Material for this exercise section start

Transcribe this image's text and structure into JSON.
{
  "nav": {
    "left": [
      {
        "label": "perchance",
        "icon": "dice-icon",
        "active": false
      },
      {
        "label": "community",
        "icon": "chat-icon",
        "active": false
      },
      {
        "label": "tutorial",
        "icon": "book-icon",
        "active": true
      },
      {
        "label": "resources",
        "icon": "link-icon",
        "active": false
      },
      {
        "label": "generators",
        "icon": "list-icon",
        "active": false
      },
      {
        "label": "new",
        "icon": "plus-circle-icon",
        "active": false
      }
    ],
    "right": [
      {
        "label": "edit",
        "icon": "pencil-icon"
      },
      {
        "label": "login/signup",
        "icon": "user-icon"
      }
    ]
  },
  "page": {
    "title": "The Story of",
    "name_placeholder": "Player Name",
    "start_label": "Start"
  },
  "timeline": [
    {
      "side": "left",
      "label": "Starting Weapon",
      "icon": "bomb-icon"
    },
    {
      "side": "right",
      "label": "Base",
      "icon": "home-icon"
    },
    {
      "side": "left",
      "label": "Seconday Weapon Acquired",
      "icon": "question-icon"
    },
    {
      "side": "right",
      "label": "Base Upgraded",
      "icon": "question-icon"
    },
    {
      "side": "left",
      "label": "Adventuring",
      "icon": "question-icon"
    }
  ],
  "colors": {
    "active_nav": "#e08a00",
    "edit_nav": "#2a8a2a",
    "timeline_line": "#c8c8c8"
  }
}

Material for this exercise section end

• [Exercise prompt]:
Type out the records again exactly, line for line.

• [Task output]:
Transcribe this image's text and structure into JSON.
{
  "nav": {
    "left": [
      {
        "label": "perchance",
        "icon": "dice-icon",
        "active": false
      },
      {
        "label": "community",
        "icon": "chat-icon",
        "active": false
      },
      {
        "label": "tutorial",
        "icon": "book-icon",
        "active": true
      },
      {
        "label": "resources",
        "icon": "link-icon",
        "active": false
      },
      {
        "label": "generators",
        "icon": "list-icon",
        "active": false
      },
      {
        "label": "new",
        "icon": "plus-circle-icon",
        "active": false
      }
    ],
    "right": [
      {
        "label": "edit",
        "icon": "pencil-icon"
      },
      {
        "label": "login/signup",
        "icon": "user-icon"
      }
    ]
  },
  "page": {
    "title": "The Story of",
    "name_placeholder": "Player Name",
    "start_label": "Start"
  },
  "timeline": [
    {
      "side": "left",
      "label": "Starting Weapon",
      "icon": "bomb-icon"
    },
    {
      "side": "right",
      "label": "Base",
      "icon": "home-icon"
    },
    {
      "side": "left",
      "label": "Seconday Weapon Acquired",
      "icon": "question-icon"
    },
    {
      "side": "right",
      "label": "Base Upgraded",
      "icon": "question-icon"
    },
    {
      "side": "left",
      "label": "Adventuring",
      "icon": "question-icon"
    }
  ],
  "colors": {
    "active_nav": "#e08a00",
    "edit_nav": "#2a8a2a",
    "timeline_line": "#c8c8c8"
  }
}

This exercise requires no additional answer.